Tuesday, October 31, 2017

Patient Patience or Participating Patient

Most people see their doctor and do exactly what they are told to do.  They walk away after a five-minute consultation with a prescription and then they follow the doctor's orders.  These patients leave their health and their lives in the doctor’s hands, when in fact he has hundreds of 5-minute patients.  This kind of behaviour from a patient is fine if you have bronchitis, the flu or a migraine headache or any other minor ailment that requires no thought or relationship between the doctor and patient.
I am not one of those patients.  I am a participating patient and discuss the treatment, the appropriateness of it, the side effects and the long-term prognosis.  I have had to become a participating patient because I have a rare disease that is diagnosed only once in every ten million people.  Expecting a doctor to know about my condition is asking the impossible so I do the research, I listen to my body, I suggest the treatment regime and I take control of my own body and my own health.  I will never leave a doctor to treat me according to his limited knowledge of PID, SID or the rare kind of leukaemia I have. If I had done that, I would have been dead long ago.
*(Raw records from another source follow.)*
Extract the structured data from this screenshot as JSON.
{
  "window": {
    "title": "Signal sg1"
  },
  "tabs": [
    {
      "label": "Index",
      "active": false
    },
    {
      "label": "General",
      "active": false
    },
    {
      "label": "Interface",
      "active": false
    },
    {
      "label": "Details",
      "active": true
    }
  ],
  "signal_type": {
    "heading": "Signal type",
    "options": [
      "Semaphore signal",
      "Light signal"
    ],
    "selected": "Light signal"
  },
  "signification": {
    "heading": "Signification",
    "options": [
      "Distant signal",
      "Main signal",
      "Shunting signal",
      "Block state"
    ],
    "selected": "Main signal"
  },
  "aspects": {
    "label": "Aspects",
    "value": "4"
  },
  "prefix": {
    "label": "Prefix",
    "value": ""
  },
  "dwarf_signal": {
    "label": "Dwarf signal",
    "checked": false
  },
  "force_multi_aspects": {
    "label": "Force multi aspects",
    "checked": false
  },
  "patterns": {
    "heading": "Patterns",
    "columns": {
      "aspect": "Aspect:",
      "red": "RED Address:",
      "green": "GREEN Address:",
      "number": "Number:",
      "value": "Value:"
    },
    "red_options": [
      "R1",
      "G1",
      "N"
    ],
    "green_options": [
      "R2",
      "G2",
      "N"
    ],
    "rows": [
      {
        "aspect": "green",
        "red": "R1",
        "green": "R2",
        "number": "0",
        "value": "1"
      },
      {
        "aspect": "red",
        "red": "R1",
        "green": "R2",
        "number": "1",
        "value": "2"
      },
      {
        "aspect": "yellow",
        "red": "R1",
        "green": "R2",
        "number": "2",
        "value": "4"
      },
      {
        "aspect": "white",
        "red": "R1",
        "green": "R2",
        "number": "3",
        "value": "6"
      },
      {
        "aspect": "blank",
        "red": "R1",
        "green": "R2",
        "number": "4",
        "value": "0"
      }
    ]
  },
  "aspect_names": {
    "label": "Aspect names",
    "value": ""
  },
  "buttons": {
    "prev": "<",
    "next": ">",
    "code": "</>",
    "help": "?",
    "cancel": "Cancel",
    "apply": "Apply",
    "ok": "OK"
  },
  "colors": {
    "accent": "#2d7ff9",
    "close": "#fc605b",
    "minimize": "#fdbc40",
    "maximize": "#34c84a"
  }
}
I do the research.  I belong to a USA research group run by specialists via the internet by inserting my blood results into their database, they answer any questions and also discuss alternative treatments.   I, not the doctor, make the decisions on how I am going to stay alive for as long as possible with the least amount of discomfort.  Strangely enough, doctors actually sit back and listen to me and give me what I need because I am so much more well-informed than they are.  However, not every doctor would be willing to accommodate a participating patient because it dents their egos and makes them feel inadequate.  It is imperative to find a doctor who will have the humility to know that he does not know it all and who is prepared to have a relationship with you – a doctor who has a vested interest in you as a person and not in the money you are paying to see him.  
Post a Comment